Many people use herbs when they are cooking to add flavour and colour to their dishes but in doing so don’t stop to consider just how much pesticide and other chemicals are used in their growing.
Herbs that are sold in supermarkets are normally grown to such proportions that pesticides and chemicals are used along with irradiation methods to ensure bumper crops and also to speed up the growing process.
Organic vs. Chemically Aided Growth
Growing herbs, vegetables or crops organically is much healthier than the methods many large companies and farmers use which include the use of pesticides, chemical feeds and irradiation techniques. However it is important to look at the cost of such products both in terms of production and also consumer buying.
You will find that buying organic produce in your local supermarket may cost that little bit extra but for those of us concerned with the levels of chemicals used and the effects these chemicals can have on our systems, this small amount more is worth paying.
Chemically-aided products, especially those grown outside can through time absorb quantities of the chemicals and pesticides that have been used to help grow and protect them and this can (a) reduce the flavour and (b) increase your chances of ingesting quantities of a substance that you would not normally come into contact with.
Supermarkets vs. Home Grown
There is a shift of emphasis taking place at the moment and this shift is taking consumers away from the products found on supermarket shelves and towards smaller market garden producers.
Many supermarkets carry a range of organic products on their shelves but not to the quantities that we are consumers would want. There is still much emphasis placed on mass produced products that can be bought by the supermarkets in bulk at greatly reduced prices and passed on to the consumer at cheaper – but still high enough prices – to ensure the supermarkets make a healthy profit.
There has been in the last few months of 2007 and the first few months of 2008 a push towards healthier eating which includes reducing the amount of mass produced foods we eat and increasing the amount of home grown and organically farmed products we eat. These campaigns have taken in poultry, meat, vegetables, herbs and breads.
Growing Organic Herbs
Anyone can grow organic herbs and you do not need to have acres of land to do so. You can grow herbs in any spare plot of soil you have in your garden, in trays in your greenhouse, on your allotment or even in window boxes.
Herbs do however require space to grow so it is a wise idea not to try and grow anything alongside them as they tend to sprawl out and can starve other growing plants or vegetables of much needed oxygen and nutrients in the soil.
You can buy the seeds for herbs from most garden centres and indeed even in supermarkets. Plant them in the desired location and keep them watered and fed using organic compost and feed and they will provide you with a plentiful and flavoursome supply for many months.

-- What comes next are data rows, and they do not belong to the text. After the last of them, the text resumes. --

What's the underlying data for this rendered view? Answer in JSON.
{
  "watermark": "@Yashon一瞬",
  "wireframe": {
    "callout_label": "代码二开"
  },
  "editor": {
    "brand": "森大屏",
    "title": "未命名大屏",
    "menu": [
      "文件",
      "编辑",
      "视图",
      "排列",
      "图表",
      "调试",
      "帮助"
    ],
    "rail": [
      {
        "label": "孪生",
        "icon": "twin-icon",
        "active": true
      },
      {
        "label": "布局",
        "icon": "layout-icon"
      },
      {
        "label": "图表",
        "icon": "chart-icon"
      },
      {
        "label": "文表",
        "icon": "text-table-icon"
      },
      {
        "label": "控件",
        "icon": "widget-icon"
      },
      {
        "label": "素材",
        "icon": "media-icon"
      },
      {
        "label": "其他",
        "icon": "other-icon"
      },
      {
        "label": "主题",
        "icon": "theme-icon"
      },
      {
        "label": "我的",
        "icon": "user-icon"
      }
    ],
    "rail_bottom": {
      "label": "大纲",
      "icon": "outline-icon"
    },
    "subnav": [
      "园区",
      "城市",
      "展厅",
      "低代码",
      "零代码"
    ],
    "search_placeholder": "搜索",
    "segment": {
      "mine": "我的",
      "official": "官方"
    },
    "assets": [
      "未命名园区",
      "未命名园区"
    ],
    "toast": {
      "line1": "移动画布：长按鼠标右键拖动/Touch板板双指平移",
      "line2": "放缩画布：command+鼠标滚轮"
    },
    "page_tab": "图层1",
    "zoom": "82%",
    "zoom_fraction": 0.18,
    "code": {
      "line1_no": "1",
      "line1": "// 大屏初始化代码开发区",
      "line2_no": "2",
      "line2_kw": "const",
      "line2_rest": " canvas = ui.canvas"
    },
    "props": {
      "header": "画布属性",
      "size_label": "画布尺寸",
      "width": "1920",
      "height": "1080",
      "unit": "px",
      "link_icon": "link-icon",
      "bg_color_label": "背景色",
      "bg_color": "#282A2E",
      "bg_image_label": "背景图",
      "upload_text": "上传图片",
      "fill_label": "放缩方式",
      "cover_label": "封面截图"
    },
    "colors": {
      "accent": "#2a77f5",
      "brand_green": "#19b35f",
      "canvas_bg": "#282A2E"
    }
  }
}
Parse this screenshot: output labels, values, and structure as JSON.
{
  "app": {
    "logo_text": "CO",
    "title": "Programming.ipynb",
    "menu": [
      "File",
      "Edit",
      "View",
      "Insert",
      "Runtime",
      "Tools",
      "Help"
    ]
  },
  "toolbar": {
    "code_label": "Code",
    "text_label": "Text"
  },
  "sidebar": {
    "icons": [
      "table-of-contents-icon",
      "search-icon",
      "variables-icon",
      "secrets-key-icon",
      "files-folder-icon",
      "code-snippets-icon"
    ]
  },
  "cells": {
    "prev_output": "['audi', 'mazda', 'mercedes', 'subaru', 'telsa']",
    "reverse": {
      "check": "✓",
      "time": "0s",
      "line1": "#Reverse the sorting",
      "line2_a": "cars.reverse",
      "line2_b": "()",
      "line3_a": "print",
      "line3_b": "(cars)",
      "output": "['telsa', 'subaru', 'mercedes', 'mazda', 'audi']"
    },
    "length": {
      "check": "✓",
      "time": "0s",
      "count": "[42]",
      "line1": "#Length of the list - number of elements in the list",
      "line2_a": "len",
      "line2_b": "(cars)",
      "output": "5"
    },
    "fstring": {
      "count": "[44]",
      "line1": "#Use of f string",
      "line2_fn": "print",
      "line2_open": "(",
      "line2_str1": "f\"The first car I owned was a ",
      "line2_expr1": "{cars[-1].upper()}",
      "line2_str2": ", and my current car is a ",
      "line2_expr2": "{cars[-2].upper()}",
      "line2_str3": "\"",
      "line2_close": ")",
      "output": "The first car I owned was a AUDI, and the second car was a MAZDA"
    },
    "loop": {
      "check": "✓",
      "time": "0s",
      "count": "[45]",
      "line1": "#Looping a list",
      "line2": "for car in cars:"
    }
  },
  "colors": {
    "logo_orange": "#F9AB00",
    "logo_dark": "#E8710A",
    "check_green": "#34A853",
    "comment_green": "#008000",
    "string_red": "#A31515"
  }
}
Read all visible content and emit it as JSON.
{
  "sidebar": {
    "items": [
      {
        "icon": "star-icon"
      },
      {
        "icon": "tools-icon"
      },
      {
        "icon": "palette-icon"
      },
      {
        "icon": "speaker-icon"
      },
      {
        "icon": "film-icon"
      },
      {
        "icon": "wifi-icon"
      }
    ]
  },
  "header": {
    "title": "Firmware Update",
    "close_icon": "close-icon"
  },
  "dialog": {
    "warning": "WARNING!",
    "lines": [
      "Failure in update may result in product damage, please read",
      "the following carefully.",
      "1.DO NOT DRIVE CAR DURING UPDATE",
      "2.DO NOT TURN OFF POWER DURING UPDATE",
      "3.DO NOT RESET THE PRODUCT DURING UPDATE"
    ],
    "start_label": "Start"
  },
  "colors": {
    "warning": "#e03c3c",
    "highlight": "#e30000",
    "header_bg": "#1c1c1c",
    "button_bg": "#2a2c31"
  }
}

In addition growing your own herbs means that you can be sure that whatever you add to your dishes will provide one hundred per cent genuine flavour with no need to worry about chemicals or pesticide tainting.
If you want to grow herbs but have never done so you can ask your local garden centre representative for details as to how to go about it. They will be more than happy to help and may also be able to recommend a selection of herbs that will grow in your particular soil.